**WORK TO COMPLETE**
Print the data once more, exactly as supplied.
:: DATA SHOWN
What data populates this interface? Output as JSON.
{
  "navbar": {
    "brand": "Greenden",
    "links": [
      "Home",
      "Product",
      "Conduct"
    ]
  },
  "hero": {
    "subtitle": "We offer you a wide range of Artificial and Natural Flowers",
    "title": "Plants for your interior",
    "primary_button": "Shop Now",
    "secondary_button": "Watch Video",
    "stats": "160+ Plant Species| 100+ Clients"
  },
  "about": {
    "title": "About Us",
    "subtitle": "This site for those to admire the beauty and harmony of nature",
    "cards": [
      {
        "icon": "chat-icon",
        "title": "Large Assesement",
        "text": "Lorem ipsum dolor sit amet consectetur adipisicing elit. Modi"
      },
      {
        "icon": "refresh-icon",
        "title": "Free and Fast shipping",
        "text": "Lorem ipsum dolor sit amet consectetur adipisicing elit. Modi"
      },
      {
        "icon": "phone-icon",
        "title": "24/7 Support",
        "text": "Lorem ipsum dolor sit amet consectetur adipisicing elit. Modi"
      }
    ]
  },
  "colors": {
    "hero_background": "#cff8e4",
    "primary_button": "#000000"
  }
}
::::
**EXERCISE OUTPUT**
What data populates this interface? Output as JSON.
{
  "navbar": {
    "brand": "Greenden",
    "links": [
      "Home",
      "Product",
      "Conduct"
    ]
  },
  "hero": {
    "subtitle": "We offer you a wide range of Artificial and Natural Flowers",
    "title": "Plants for your interior",
    "primary_button": "Shop Now",
    "secondary_button": "Watch Video",
    "stats": "160+ Plant Species| 100+ Clients"
  },
  "about": {
    "title": "About Us",
    "subtitle": "This site for those to admire the beauty and harmony of nature",
    "cards": [
      {
        "icon": "chat-icon",
        "title": "Large Assesement",
        "text": "Lorem ipsum dolor sit amet consectetur adipisicing elit. Modi"
      },
      {
        "icon": "refresh-icon",
        "title": "Free and Fast shipping",
        "text": "Lorem ipsum dolor sit amet consectetur adipisicing elit. Modi"
      },
      {
        "icon": "phone-icon",
        "title": "24/7 Support",
        "text": "Lorem ipsum dolor sit amet consectetur adipisicing elit. Modi"
      }
    ]
  },
  "colors": {
    "hero_background": "#cff8e4",
    "primary_button": "#000000"
  }
}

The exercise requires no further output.